> [Exercise requirements]: Line by line, return everything in the listing exactly.

> [Given records]:
##########
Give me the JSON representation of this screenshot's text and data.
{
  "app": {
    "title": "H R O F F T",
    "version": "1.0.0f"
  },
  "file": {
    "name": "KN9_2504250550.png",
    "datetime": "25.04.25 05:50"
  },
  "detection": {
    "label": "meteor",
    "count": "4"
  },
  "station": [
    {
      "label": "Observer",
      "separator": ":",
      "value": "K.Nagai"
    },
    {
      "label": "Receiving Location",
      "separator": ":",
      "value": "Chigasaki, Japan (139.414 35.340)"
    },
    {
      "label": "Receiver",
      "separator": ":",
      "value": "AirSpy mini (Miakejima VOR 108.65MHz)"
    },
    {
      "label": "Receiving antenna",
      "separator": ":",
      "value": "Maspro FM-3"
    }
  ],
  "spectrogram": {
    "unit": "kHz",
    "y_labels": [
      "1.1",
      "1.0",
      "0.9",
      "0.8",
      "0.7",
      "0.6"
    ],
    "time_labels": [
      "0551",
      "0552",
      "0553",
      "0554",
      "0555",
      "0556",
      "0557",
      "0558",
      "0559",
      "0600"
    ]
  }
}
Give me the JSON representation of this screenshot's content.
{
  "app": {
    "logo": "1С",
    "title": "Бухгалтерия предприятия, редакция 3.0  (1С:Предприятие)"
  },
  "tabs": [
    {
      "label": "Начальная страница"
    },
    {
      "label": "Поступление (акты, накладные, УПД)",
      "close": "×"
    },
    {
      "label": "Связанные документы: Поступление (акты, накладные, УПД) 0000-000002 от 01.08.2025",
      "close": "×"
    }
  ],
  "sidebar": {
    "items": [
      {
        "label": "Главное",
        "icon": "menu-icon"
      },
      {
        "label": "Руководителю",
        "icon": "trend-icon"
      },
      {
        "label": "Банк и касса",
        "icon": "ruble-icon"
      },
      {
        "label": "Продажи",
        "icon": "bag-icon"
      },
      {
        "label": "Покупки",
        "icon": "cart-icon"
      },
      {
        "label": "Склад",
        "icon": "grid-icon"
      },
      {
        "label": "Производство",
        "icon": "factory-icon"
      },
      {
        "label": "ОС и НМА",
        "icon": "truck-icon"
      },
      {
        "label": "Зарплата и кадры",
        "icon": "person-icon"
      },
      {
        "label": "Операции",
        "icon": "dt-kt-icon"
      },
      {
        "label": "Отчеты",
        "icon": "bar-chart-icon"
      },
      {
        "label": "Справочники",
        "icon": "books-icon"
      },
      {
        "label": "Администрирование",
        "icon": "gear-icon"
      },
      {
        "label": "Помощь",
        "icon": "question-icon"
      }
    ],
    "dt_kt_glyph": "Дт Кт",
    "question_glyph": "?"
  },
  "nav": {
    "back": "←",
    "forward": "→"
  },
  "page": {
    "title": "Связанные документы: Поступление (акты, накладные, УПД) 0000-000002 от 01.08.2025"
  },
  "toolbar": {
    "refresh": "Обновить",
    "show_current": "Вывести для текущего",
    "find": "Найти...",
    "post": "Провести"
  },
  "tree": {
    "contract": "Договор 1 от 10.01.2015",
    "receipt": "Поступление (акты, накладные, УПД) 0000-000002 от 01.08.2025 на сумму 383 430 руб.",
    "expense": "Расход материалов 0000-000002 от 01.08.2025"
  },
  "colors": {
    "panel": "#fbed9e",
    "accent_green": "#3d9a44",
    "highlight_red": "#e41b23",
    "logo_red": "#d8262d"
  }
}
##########
> [Solution for this exercise]:
Give me the JSON representation of this screenshot's text and data.
{
  "app": {
    "title": "H R O F F T",
    "version": "1.0.0f"
  },
  "file": {
    "name": "KN9_2504250550.png",
    "datetime": "25.04.25 05:50"
  },
  "detection": {
    "label": "meteor",
    "count": "4"
  },
  "station": [
    {
      "label": "Observer",
      "separator": ":",
      "value": "K.Nagai"
    },
    {
      "label": "Receiving Location",
      "separator": ":",
      "value": "Chigasaki, Japan (139.414 35.340)"
    },
    {
      "label": "Receiver",
      "separator": ":",
      "value": "AirSpy mini (Miakejima VOR 108.65MHz)"
    },
    {
      "label": "Receiving antenna",
      "separator": ":",
      "value": "Maspro FM-3"
    }
  ],
  "spectrogram": {
    "unit": "kHz",
    "y_labels": [
      "1.1",
      "1.0",
      "0.9",
      "0.8",
      "0.7",
      "0.6"
    ],
    "time_labels": [
      "0551",
      "0552",
      "0553",
      "0554",
      "0555",
      "0556",
      "0557",
      "0558",
      "0559",
      "0600"
    ]
  }
}
Give me the JSON representation of this screenshot's content.
{
  "app": {
    "logo": "1С",
    "title": "Бухгалтерия предприятия, редакция 3.0  (1С:Предприятие)"
  },
  "tabs": [
    {
      "label": "Начальная страница"
    },
    {
      "label": "Поступление (акты, накладные, УПД)",
      "close": "×"
    },
    {
      "label": "Связанные документы: Поступление (акты, накладные, УПД) 0000-000002 от 01.08.2025",
      "close": "×"
    }
  ],
  "sidebar": {
    "items": [
      {
        "label": "Главное",
        "icon": "menu-icon"
      },
      {
        "label": "Руководителю",
        "icon": "trend-icon"
      },
      {
        "label": "Банк и касса",
        "icon": "ruble-icon"
      },
      {
        "label": "Продажи",
        "icon": "bag-icon"
      },
      {
        "label": "Покупки",
        "icon": "cart-icon"
      },
      {
        "label": "Склад",
        "icon": "grid-icon"
      },
      {
        "label": "Производство",
        "icon": "factory-icon"
      },
      {
        "label": "ОС и НМА",
        "icon": "truck-icon"
      },
      {
        "label": "Зарплата и кадры",
        "icon": "person-icon"
      },
      {
        "label": "Операции",
        "icon": "dt-kt-icon"
      },
      {
        "label": "Отчеты",
        "icon": "bar-chart-icon"
      },
      {
        "label": "Справочники",
        "icon": "books-icon"
      },
      {
        "label": "Администрирование",
        "icon": "gear-icon"
      },
      {
        "label": "Помощь",
        "icon": "question-icon"
      }
    ],
    "dt_kt_glyph": "Дт Кт",
    "question_glyph": "?"
  },
  "nav": {
    "back": "←",
    "forward": "→"
  },
  "page": {
    "title": "Связанные документы: Поступление (акты, накладные, УПД) 0000-000002 от 01.08.2025"
  },
  "toolbar": {
    "refresh": "Обновить",
    "show_current": "Вывести для текущего",
    "find": "Найти...",
    "post": "Провести"
  },
  "tree": {
    "contract": "Договор 1 от 10.01.2015",
    "receipt": "Поступление (акты, накладные, УПД) 0000-000002 от 01.08.2025 на сумму 383 430 руб.",
    "expense": "Расход материалов 0000-000002 от 01.08.2025"
  },
  "colors": {
    "panel": "#fbed9e",
    "accent_green": "#3d9a44",
    "highlight_red": "#e41b23",
    "logo_red": "#d8262d"
  }
}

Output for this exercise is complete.